■ REQUIRED ACTION ■
Filter the entries for the string "Print". Copy each line that has it.

Website and app data records
┌────────
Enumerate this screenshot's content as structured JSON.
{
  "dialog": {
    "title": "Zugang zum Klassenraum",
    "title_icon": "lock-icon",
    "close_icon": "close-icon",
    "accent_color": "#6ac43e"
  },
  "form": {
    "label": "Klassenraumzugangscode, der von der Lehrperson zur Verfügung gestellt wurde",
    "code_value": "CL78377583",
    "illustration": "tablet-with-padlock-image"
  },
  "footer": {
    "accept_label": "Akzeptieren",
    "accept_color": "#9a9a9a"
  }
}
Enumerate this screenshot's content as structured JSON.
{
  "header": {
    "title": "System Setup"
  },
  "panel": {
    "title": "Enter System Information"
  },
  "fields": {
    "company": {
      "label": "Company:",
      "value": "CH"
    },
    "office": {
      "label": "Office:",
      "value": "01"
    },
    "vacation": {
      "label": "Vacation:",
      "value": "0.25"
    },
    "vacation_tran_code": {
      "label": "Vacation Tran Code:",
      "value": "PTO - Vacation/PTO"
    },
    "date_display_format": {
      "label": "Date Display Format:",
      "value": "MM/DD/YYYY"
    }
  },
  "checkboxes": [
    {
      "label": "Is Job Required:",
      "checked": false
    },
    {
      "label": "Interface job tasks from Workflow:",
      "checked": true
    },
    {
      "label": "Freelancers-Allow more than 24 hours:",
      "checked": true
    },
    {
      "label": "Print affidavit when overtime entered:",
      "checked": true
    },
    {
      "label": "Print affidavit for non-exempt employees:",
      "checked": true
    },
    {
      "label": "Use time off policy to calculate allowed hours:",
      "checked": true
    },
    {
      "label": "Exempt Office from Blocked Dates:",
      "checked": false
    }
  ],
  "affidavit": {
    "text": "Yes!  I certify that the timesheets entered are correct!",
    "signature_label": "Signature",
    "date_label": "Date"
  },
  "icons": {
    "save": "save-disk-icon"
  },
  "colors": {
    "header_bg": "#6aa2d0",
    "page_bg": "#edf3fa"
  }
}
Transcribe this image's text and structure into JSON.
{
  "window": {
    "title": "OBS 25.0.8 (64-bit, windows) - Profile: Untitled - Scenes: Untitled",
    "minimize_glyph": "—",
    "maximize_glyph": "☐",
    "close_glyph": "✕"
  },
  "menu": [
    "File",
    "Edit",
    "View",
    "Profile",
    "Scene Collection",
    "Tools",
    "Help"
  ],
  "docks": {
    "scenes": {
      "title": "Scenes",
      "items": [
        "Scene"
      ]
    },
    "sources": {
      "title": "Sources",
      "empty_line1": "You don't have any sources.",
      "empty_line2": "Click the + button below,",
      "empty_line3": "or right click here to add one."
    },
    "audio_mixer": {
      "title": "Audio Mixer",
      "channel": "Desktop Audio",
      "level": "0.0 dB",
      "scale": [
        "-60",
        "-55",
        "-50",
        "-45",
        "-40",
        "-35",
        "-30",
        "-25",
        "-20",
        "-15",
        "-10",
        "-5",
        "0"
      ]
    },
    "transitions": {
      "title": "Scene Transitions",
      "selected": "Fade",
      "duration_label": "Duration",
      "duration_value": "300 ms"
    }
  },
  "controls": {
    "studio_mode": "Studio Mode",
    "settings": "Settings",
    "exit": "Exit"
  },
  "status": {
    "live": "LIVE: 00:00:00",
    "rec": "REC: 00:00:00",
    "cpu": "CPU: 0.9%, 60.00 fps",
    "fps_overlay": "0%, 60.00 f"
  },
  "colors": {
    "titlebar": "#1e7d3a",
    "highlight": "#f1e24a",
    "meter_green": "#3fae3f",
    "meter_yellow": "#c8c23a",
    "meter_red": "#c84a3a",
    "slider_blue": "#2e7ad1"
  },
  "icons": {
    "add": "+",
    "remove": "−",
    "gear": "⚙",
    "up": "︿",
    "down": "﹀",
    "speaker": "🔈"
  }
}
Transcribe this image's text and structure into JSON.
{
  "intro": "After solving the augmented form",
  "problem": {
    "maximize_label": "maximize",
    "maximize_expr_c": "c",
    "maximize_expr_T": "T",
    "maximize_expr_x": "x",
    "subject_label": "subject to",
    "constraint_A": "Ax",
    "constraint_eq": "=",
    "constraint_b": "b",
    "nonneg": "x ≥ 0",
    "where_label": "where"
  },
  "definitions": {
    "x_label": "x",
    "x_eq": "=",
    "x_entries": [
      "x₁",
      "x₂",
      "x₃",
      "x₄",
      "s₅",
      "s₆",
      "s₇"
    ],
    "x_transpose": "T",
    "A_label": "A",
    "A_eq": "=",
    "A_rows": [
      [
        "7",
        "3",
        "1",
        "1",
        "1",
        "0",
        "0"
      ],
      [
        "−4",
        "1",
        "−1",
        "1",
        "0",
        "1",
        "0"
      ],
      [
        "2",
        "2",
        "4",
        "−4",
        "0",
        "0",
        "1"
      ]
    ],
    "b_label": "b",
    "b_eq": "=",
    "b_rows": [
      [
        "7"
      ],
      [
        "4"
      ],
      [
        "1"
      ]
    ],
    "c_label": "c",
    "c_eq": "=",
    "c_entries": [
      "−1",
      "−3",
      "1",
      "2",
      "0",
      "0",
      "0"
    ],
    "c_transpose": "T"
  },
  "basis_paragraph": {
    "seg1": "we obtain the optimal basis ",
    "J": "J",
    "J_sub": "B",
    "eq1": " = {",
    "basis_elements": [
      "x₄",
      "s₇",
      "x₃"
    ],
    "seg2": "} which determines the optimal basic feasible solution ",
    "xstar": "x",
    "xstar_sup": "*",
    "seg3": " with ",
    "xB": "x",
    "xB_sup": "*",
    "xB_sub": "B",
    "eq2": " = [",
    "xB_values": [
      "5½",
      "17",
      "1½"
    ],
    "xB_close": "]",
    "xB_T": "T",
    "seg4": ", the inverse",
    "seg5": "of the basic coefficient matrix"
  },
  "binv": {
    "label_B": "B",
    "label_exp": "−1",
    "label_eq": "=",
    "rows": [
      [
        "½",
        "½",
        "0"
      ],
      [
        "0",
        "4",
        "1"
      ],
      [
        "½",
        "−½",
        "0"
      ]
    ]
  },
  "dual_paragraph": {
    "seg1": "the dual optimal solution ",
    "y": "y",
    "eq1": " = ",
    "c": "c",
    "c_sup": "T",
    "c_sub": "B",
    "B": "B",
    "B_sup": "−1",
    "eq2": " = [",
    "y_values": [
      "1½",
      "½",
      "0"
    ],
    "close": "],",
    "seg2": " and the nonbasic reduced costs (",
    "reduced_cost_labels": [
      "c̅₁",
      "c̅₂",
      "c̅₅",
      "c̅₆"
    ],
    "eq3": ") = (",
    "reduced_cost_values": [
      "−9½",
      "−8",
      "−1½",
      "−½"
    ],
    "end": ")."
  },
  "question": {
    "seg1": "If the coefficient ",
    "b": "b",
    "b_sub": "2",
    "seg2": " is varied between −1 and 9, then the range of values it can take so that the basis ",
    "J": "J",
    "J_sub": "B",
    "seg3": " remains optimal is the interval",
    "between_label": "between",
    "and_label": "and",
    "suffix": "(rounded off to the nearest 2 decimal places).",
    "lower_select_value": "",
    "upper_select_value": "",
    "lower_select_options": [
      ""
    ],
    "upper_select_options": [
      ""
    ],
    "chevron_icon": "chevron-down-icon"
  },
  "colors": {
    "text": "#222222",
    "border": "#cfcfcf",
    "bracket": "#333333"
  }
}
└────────
■ REPLY TO THE EXERCISE ■
      "label": "Print affidavit when overtime entered:",
      "label": "Print affidavit for non-exempt employees:",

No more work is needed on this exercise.